# Problem statement
Write the data below out in full, exactly as it stands.
↓↓↓
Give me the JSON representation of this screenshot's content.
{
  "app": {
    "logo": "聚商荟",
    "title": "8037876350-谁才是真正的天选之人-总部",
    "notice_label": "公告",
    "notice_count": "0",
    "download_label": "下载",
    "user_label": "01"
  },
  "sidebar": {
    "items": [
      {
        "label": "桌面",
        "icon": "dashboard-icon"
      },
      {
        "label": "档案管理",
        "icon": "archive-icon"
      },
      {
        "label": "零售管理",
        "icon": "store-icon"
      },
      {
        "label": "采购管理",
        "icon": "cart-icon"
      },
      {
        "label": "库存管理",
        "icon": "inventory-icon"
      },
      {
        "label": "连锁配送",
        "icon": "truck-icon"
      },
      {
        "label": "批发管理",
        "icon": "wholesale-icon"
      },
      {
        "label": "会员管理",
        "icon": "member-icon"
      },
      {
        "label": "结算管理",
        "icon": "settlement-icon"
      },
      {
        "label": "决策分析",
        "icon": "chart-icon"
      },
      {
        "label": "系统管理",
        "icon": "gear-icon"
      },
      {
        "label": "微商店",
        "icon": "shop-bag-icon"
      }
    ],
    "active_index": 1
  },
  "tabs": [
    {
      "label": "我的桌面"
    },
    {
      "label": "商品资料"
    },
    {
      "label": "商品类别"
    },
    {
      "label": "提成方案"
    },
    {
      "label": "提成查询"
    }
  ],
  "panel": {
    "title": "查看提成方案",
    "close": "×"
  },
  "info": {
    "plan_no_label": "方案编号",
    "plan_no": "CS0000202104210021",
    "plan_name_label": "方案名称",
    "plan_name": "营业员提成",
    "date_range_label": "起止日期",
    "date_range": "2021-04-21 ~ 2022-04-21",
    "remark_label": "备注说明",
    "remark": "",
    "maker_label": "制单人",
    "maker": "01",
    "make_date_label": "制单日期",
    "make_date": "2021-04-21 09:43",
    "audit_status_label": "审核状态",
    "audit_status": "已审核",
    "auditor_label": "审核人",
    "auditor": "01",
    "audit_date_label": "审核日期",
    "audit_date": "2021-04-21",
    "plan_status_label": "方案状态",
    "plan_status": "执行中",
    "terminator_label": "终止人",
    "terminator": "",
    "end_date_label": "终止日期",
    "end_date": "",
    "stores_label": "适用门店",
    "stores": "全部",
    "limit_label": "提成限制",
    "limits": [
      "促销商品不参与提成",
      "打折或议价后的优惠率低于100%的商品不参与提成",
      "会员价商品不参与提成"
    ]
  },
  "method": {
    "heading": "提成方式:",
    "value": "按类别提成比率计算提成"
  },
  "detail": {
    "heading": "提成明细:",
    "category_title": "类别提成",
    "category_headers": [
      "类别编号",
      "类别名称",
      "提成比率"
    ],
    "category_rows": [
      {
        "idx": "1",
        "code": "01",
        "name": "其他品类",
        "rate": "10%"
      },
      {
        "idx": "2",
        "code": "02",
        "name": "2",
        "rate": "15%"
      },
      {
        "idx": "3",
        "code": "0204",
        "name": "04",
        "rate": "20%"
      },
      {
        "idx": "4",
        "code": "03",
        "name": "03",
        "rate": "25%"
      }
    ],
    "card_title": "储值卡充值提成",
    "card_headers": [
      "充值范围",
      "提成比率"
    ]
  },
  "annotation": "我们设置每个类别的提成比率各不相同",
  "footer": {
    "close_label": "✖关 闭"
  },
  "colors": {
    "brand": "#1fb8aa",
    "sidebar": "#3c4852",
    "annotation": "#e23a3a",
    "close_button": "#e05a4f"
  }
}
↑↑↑
# Response to the exercise
Give me the JSON representation of this screenshot's content.
{
  "app": {
    "logo": "聚商荟",
    "title": "8037876350-谁才是真正的天选之人-总部",
    "notice_label": "公告",
    "notice_count": "0",
    "download_label": "下载",
    "user_label": "01"
  },
  "sidebar": {
    "items": [
      {
        "label": "桌面",
        "icon": "dashboard-icon"
      },
      {
        "label": "档案管理",
        "icon": "archive-icon"
      },
      {
        "label": "零售管理",
        "icon": "store-icon"
      },
      {
        "label": "采购管理",
        "icon": "cart-icon"
      },
      {
        "label": "库存管理",
        "icon": "inventory-icon"
      },
      {
        "label": "连锁配送",
        "icon": "truck-icon"
      },
      {
        "label": "批发管理",
        "icon": "wholesale-icon"
      },
      {
        "label": "会员管理",
        "icon": "member-icon"
      },
      {
        "label": "结算管理",
        "icon": "settlement-icon"
      },
      {
        "label": "决策分析",
        "icon": "chart-icon"
      },
      {
        "label": "系统管理",
        "icon": "gear-icon"
      },
      {
        "label": "微商店",
        "icon": "shop-bag-icon"
      }
    ],
    "active_index": 1
  },
  "tabs": [
    {
      "label": "我的桌面"
    },
    {
      "label": "商品资料"
    },
    {
      "label": "商品类别"
    },
    {
      "label": "提成方案"
    },
    {
      "label": "提成查询"
    }
  ],
  "panel": {
    "title": "查看提成方案",
    "close": "×"
  },
  "info": {
    "plan_no_label": "方案编号",
    "plan_no": "CS0000202104210021",
    "plan_name_label": "方案名称",
    "plan_name": "营业员提成",
    "date_range_label": "起止日期",
    "date_range": "2021-04-21 ~ 2022-04-21",
    "remark_label": "备注说明",
    "remark": "",
    "maker_label": "制单人",
    "maker": "01",
    "make_date_label": "制单日期",
    "make_date": "2021-04-21 09:43",
    "audit_status_label": "审核状态",
    "audit_status": "已审核",
    "auditor_label": "审核人",
    "auditor": "01",
    "audit_date_label": "审核日期",
    "audit_date": "2021-04-21",
    "plan_status_label": "方案状态",
    "plan_status": "执行中",
    "terminator_label": "终止人",
    "terminator": "",
    "end_date_label": "终止日期",
    "end_date": "",
    "stores_label": "适用门店",
    "stores": "全部",
    "limit_label": "提成限制",
    "limits": [
      "促销商品不参与提成",
      "打折或议价后的优惠率低于100%的商品不参与提成",
      "会员价商品不参与提成"
    ]
  },
  "method": {
    "heading": "提成方式:",
    "value": "按类别提成比率计算提成"
  },
  "detail": {
    "heading": "提成明细:",
    "category_title": "类别提成",
    "category_headers": [
      "类别编号",
      "类别名称",
      "提成比率"
    ],
    "category_rows": [
      {
        "idx": "1",
        "code": "01",
        "name": "其他品类",
        "rate": "10%"
      },
      {
        "idx": "2",
        "code": "02",
        "name": "2",
        "rate": "15%"
      },
      {
        "idx": "3",
        "code": "0204",
        "name": "04",
        "rate": "20%"
      },
      {
        "idx": "4",
        "code": "03",
        "name": "03",
        "rate": "25%"
      }
    ],
    "card_title": "储值卡充值提成",
    "card_headers": [
      "充值范围",
      "提成比率"
    ]
  },
  "annotation": "我们设置每个类别的提成比率各不相同",
  "footer": {
    "close_label": "✖关 闭"
  },
  "colors": {
    "brand": "#1fb8aa",
    "sidebar": "#3c4852",
    "annotation": "#e23a3a",
    "close_button": "#e05a4f"
  }
}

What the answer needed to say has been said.